Fancy owning a slice of the Las Vegas Strip? Well, now you can, provided you have deep pockets. Very deep. $800 million deep.

Las Vegas Strip

The Hawaiian Marketplace and its immediate environs may not make many “top ten things to do in Vegas” lists, but the encompassing plot is going for $800 million. The question is, is anyone buying? (Image: Wikimedia Commons)

Investment group Spectrum Group Management is selling that prime piece of real estate that currently houses Walgreens, Fatburger, the Hawaiian Marketplace, a Travelodge, and a bunch of parking lots. It may not sound like the most glamorous chunk of the Strip now, but, as every homebuyer knows, it’s the development potential that counts.

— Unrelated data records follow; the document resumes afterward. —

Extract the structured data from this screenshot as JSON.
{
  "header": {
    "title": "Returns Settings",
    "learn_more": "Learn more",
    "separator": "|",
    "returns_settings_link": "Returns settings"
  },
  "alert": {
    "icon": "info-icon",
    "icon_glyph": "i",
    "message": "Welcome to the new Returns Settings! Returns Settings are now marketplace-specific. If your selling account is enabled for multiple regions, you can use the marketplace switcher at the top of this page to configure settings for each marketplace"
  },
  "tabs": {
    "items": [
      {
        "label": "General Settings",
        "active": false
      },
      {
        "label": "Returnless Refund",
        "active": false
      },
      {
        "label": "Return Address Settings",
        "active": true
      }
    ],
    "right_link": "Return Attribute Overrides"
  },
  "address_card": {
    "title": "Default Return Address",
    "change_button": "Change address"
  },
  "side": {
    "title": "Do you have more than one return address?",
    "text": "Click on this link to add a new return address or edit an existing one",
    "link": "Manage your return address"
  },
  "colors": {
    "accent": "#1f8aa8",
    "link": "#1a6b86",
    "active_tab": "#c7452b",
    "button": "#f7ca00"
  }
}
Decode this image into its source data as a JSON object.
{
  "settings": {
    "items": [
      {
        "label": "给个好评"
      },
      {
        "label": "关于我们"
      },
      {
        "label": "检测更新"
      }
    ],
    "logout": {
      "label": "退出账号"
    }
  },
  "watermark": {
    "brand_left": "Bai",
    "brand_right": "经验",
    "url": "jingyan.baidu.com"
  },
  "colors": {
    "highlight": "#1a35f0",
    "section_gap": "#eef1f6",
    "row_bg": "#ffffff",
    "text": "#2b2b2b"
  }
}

Listing broker John Knott of CBRE Group told the Las Vegas Review-Journal this week that the 16 acre-plot was the last developable piece of land on the central Strip, and its location — right in the middle of Las Vegas’ busiest area, across from CityCenter — justifies the price tag.

Market Picking Up

But does it? Spectrum put the same plot on sale three years ago for just $500 million but failed to find a buyer. Back then it also included the former Smith and Wollensky building, which was acquired by the owners of the adjacent Showcase Mall in May last year, for $59.5 million.

Knott notes that the market has picked up since. “We’ve already had some meetings with people who don’t think we’re crazy,” he assured the RJ. But have prices really risen 62.5 percent in just three years?

The economic downturn that began in 2008 stalled land sales on the Strip and many development projects ran out of money and were abandoned. Sales have been slow ever since, but the market has undoubtedly picked up in the past three years. Room rates and gaming revenues are growing and that decreases the risk of a major investment.

Comparable Lots

Last year, the Fontainebleau, one of those projects doomed by the recession, was acquired for $600 million and is currently being redeveloped into The Drew Las Vegas. Meanwhile, Wynn Resorts recently struck a deal to acquire the 38 acres of land on which the New Frontier once stood, and which, for several years, was destined to be the now-abandoned Alon project. The company paid $336 million and appears to be warehousing the land for future use.

The Spectrum plot, itself, was also once earmarked for a development that stalled in the financial crisis: a multibillion-dollar Elvis-themed resort.

The former Fontainebleau and Alon plots are further up the Strip, but the selling prices were nowhere near the $50 million per acre Spectrum is demanding.

Still, any plot of land is only worth what someone is prepared to pay for it, and should Spectrum receive close to the asking price, it would represent a huge vote of confidence in the Las Vegas economy.